At this point, though, it’s probably still barely a dishonourable mention. Definitely not full prick.
Then, though, Maguire goes on MUTV. He doubles down and then some. He rails against any criticism of Victor Lindelof because “it’s a foul” before embarking on a genuinely quite bizarre rant about United never getting any decisions. To come up with anything that sounds outlandishly tinfoil-hattish by the standards of 2021 is quite something. We’ve already talked about how the overestimation of how significant officiating errors are to the outcome of a game is a prick’s trick with multiple willing and hypocritical participants, but this was Fan TV level stuff from a Manchester United club captain. Must do better.

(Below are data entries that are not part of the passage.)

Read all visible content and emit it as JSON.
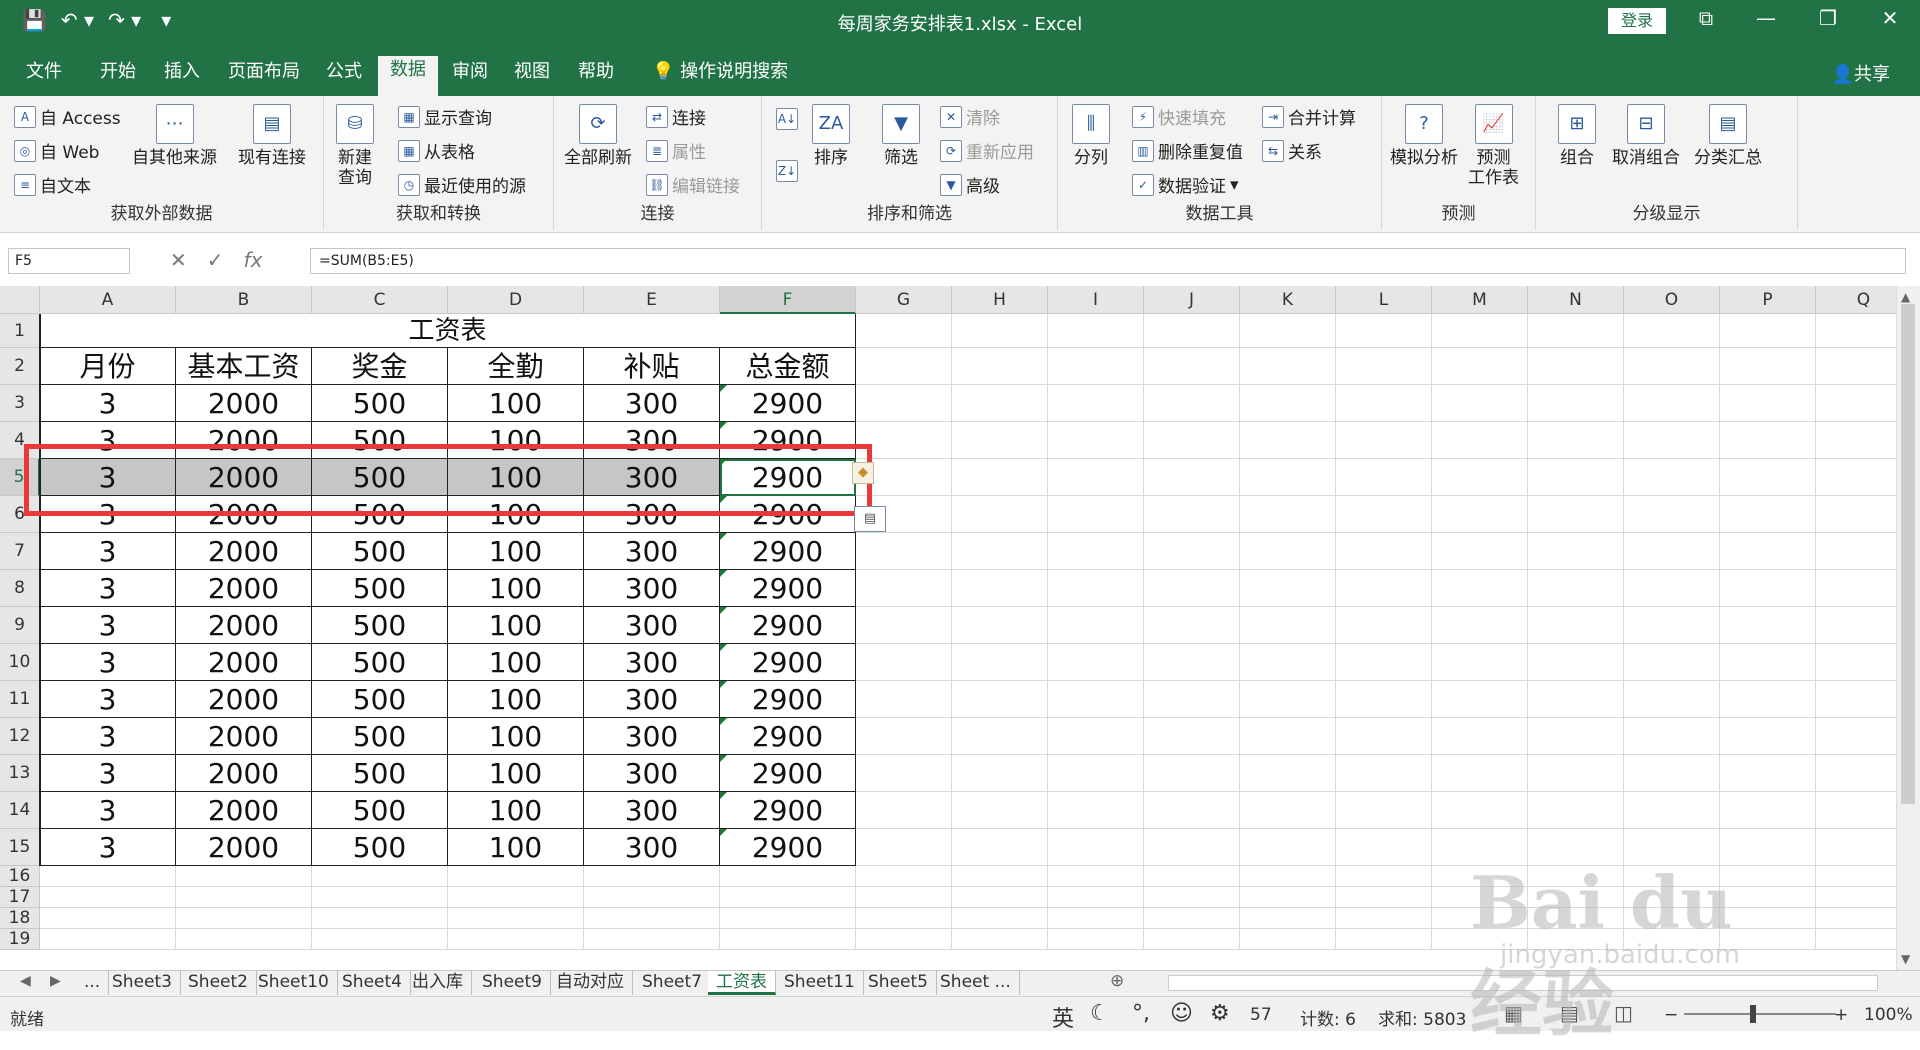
{
  "window": {
    "title": "每周家务安排表1.xlsx  -  Excel",
    "login_label": "登录",
    "minimize": "—",
    "restore": "❐",
    "close": "✕",
    "ribbon_display": "⧉"
  },
  "qat": {
    "save": "💾",
    "undo": "↶ ▾",
    "redo": "↷ ▾",
    "customize": "▾"
  },
  "tabs": [
    "文件",
    "开始",
    "插入",
    "页面布局",
    "公式",
    "数据",
    "审阅",
    "视图",
    "帮助",
    "操作说明搜索"
  ],
  "active_tab": "数据",
  "share_label": "共享",
  "ribbon": {
    "get_external": {
      "label": "获取外部数据",
      "access": "自 Access",
      "web": "自 Web",
      "text": "自文本",
      "other": "自其他来源",
      "existing": "现有连接"
    },
    "get_transform": {
      "label": "获取和转换",
      "new_query": "新建\n查询",
      "show_queries": "显示查询",
      "from_table": "从表格",
      "recent": "最近使用的源"
    },
    "connections": {
      "label": "连接",
      "refresh_all": "全部刷新",
      "connections": "连接",
      "properties": "属性",
      "edit_links": "编辑链接"
    },
    "sort_filter": {
      "label": "排序和筛选",
      "sort": "排序",
      "filter": "筛选",
      "clear": "清除",
      "reapply": "重新应用",
      "advanced": "高级"
    },
    "data_tools": {
      "label": "数据工具",
      "text_to_cols": "分列",
      "flash_fill": "快速填充",
      "remove_dup": "删除重复值",
      "validation": "数据验证",
      "consolidate": "合并计算",
      "relations": "关系"
    },
    "forecast": {
      "label": "预测",
      "what_if": "模拟分析",
      "forecast_sheet": "预测\n工作表"
    },
    "outline": {
      "label": "分级显示",
      "group": "组合",
      "ungroup": "取消组合",
      "subtotal": "分类汇总"
    }
  },
  "formula_bar": {
    "name_box": "F5",
    "formula": "=SUM(B5:E5)",
    "fx": "fx"
  },
  "columns": [
    "A",
    "B",
    "C",
    "D",
    "E",
    "F",
    "G",
    "H",
    "I",
    "J",
    "K",
    "L",
    "M",
    "N",
    "O",
    "P",
    "Q"
  ],
  "rows": [
    "1",
    "2",
    "3",
    "4",
    "5",
    "6",
    "7",
    "8",
    "9",
    "10",
    "11",
    "12",
    "13",
    "14",
    "15",
    "16",
    "17",
    "18",
    "19"
  ],
  "sheet": {
    "title": "工资表",
    "headers": [
      "月份",
      "基本工资",
      "奖金",
      "全勤",
      "补贴",
      "总金额"
    ],
    "data": [
      [
        "3",
        "2000",
        "500",
        "100",
        "300",
        "2900"
      ],
      [
        "3",
        "2000",
        "500",
        "100",
        "300",
        "2900"
      ],
      [
        "3",
        "2000",
        "500",
        "100",
        "300",
        "2900"
      ],
      [
        "3",
        "2000",
        "500",
        "100",
        "300",
        "2900"
      ],
      [
        "3",
        "2000",
        "500",
        "100",
        "300",
        "2900"
      ],
      [
        "3",
        "2000",
        "500",
        "100",
        "300",
        "2900"
      ],
      [
        "3",
        "2000",
        "500",
        "100",
        "300",
        "2900"
      ],
      [
        "3",
        "2000",
        "500",
        "100",
        "300",
        "2900"
      ],
      [
        "3",
        "2000",
        "500",
        "100",
        "300",
        "2900"
      ],
      [
        "3",
        "2000",
        "500",
        "100",
        "300",
        "2900"
      ],
      [
        "3",
        "2000",
        "500",
        "100",
        "300",
        "2900"
      ],
      [
        "3",
        "2000",
        "500",
        "100",
        "300",
        "2900"
      ],
      [
        "3",
        "2000",
        "500",
        "100",
        "300",
        "2900"
      ]
    ]
  },
  "sheet_tabs": [
    "...",
    "Sheet3",
    "Sheet2",
    "Sheet10",
    "Sheet4",
    "出入库",
    "Sheet9",
    "自动对应",
    "Sheet7",
    "工资表",
    "Sheet11",
    "Sheet5",
    "Sheet ..."
  ],
  "active_sheet": "工资表",
  "status": {
    "ready": "就绪",
    "ime": "英",
    "page_hint": "57",
    "count": "计数: 6",
    "sum": "求和: 5803",
    "zoom": "100%"
  },
  "watermark": {
    "big": "Bai du 经验",
    "small": "jingyan.baidu.com"
  },
  "colors": {
    "excel_green": "#217346",
    "highlight_red": "#e83a3a",
    "selection_gray": "#c6c6c6"
  }
}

Harry Maguire did express some other interesting opinions on a recent holiday.
For the mistakes in the game, little is needed. That’s not really our focus here at POTW, and everyone makes them. For the initial post-match interview there is the fact that an obviously disappointing result is very raw and, frankly, it’s a surprise more post-match interviews aren’t of this type or worse. He also may well not have known about the whole offside element to things, which may have calmed his anger and it was prickery for the interviewer not to bring it up in favour of getting “Good Telly” instead.
But even if he hadn’t quite calmed down by the MUTV interview, surely someone had had a word about the offside by that point?
So what happens next?
Manchester United will get some decisions, probably.
There’s a thousand words a week that could be written about the great man now, who is fully into his work. Operation Gaslight appears to be nearing completion, with a sizeable proportion of the Spurs fanbase now openly lamenting that with these terrible players what more could poor Jose possibly do? Never mind that he declared himself thrilled with the squad when he came and that the consensus as recently as October was very much that Spurs had over-achieved in the transfer window.
Or that even now he is at a non-elite club blessed with two world-class attacking talents yet, as Storey puts it, they are “a pair of wonderful attacking artists who are being used to whitewash grey walls”.
The criticism of individual player mistakes grows ever louder as Mourinho performs his trademark trick of making himself the only manager in history who cannot be held responsible for the performances of his players (unless any of them happen to accidentally be good, in which case it is of course largely down to him).
Fair bit of assorted prickery around. Some early rumbles about Jurgen Klopp’s job at Liverpool are good fun, and raise the frankly dizzying if still remote prospect of him being out of work before Mourinho is. Everyone going all gooey about Leeds’ amazing effort and spirit in a game where they fell over their own arseholes so repeatedly that they fell 4-0 down in 50 minutes against a team that until that point a) were below them in the table and b) had scored 12 home goals in 11 Premier League games. This excess of praise for Leeds – who, yes, we all enjoy a great deal – was thrown into even sharper focus by their capitulation at the Emirates being sandwiched between West Brom scrapping their nuts off for a point against Manchester United and Fulham absolutely schooling Everton at Goodison.
Obviously, the final word must go to Michael Owen for his personalised double denim and perhaps the single most Partridge thing that has ever occurred outside the established canonical Partridge Cinematic Universe. It would’ve been the main Prick of the Week if there were but a single word we could contribute to add to the majesty of the pictures.
Prick of the Week Hall of Fame
No. 21: Referee death threats
No. 20: Southampton
No. 19: Harry Redknapp
No. 18: Lionel Messi
No. 17: Steve Bruce and Mike Ashley
No. 16: Covid rule-breakers
No. 15: Leeds Twitter
No. 14: Mikel Arteta
No. 13: Danny Drinkwater
No. 12: Anti-Marxist Millwall
No. 11: Head injuries
No. 10: Liverpool
No. 9: Ademola Lookman
No. 8: Roy Keane
No. 7: Monday 5.30pm PPV
No. 6: Pickford, Richarlison et al
No. 5: The Big Six
No.4: Deadline Day
No. 3: David Elleray
No. 2: Frank Lampard
No. 1: Jose Mourinho